We finally got some tech issues and scheduling issues taken care of and were able to start homework last week. About 1/3 of my students didn’t complete all of it and about 1/4 of them didn’t write well (they were supposed to do a paragraph and multiple students made lists or wrote 2 sentences). BUT the other 5/12 of my students did an awesome job for their first time around.
Their Monday assignment is to respond to Turner’s Graph of the Week. They respond in an online discussion board (we use Canvas for this class) and have to post something on their own but are encouraged to reply to their classmates as well. Last week’s topic was the relationship between fast food sizes and obesity rates among children. Here’s my favorite exchange:
R: The graph(s) show obesity in children since 1971 and show the serving size of fast food in the 1950’s vs now. 1st graph (obesity): The x axis represents the years from 1971 to present and the y axis represents the percent of children who are obese. 2nd graph (fast food): The x axis represents the years since the 1950’s and the y axis represents size of the food. Some observations I can make from these graphs is that fast food and obesity are growing in size through the years. However, children of ages 2-11 are not as obese as they were in 2003 whereas children ages 12-19 are still becoming obese. I foresee obesity and fast food servings continuing to rise in the next 10 years.

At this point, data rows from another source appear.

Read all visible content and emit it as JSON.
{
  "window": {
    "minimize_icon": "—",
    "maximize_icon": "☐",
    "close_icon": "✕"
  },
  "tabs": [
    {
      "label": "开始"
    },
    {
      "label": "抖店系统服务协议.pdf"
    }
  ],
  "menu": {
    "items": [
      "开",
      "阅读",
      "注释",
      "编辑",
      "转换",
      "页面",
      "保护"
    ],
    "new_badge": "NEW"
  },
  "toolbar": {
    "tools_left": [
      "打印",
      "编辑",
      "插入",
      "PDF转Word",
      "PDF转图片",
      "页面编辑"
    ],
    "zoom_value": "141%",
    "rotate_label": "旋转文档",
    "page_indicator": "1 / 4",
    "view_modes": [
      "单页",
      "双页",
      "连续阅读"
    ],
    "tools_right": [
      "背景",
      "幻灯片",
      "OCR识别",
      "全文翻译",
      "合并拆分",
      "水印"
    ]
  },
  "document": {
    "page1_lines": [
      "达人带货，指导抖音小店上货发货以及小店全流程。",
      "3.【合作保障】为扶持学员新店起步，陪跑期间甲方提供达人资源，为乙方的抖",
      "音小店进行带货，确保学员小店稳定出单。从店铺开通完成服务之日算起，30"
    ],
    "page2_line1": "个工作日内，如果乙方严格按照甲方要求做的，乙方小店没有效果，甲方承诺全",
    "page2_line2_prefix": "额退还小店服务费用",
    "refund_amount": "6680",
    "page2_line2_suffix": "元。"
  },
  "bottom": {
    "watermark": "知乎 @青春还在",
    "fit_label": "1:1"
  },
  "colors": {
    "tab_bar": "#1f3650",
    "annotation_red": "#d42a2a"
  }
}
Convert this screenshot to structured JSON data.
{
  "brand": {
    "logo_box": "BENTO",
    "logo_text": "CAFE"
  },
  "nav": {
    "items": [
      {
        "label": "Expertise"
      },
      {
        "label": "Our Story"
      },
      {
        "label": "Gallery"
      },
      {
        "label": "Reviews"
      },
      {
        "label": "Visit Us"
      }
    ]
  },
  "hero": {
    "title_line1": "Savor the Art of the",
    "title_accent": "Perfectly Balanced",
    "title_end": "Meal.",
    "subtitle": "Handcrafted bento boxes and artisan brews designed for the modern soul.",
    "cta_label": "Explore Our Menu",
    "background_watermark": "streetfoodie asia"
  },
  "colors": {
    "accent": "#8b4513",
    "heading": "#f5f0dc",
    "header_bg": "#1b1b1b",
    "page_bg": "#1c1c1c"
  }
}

J: Very interesting prediction R. I’m not quite sure about the fast food servings sizes increasing as I predict the next marketing tactic used by fast food companies will be healthier eating by reducing sizes.
A: I agree with J to a degree. I do believe that the portions will become smaller, and there will be “healthier” options, I don’t think this will truly change the climbing rate of obesity. Simply because there are better options presented, just opens up an aisle to a new kind of customers. However, that does not prevent or discourage those that simply want to eat unhealthily from doing so as they have for so long.
The other days of the week, students are supposed to select a Significant Digit to discuss. I’ve asked them to summarize what they read, make any connections they can to other things, use this new information to make predictions about the future, and ask questions they still have.
Here are a few good posts from Tuesday:
J: Equifax’s share price has fallen by 35% after the company publicly acknowledged there security breach. Unfortunately, most companies don’t take security seriously until something drastic like this happens. It’s disgusting that such a large company could be so negligent with there security especially considering that hold over 143 million American’s data. This includes social security number, which are supposed to be kept private.
H: The paragraph labeled “$60 Million” talks about how much money the movie “It” made this weekend. The paragraph explained that this would have been the best weekend if it wasn’t for the fact that this was the second weekend the movie was in theaters.The movie achieved a record-breaking $123 million opening the week before. The movie knocked Hotel Transylvania 2 down to third place. Why was the movie so successful? Why was the second Hotel Transylvania more successful than the first? What cinemas played It?
T: Apparently, according to Bloomberg, rich people nowadays are interested in buying submarines. The article focuses around the M7, a submarine that looks like a huge yacht that can go underwater. What fascinates me about it is how much it entices me to want it. Though, what truly baffles me is why anyone would buy it. I mean, unless you’re going to live in it, I doubt anyone smart will drop at least 2.3 billion on it…
These assignments will continue throughout the first semester, which is when we learn about data collection, analysis, and visualization and probability. I began the Graph of the Week in my regular ProbStats class but I don’t think it’s going to create as much thinking and conversation if they just respond on paper. I need to figure out a way to create a space for that.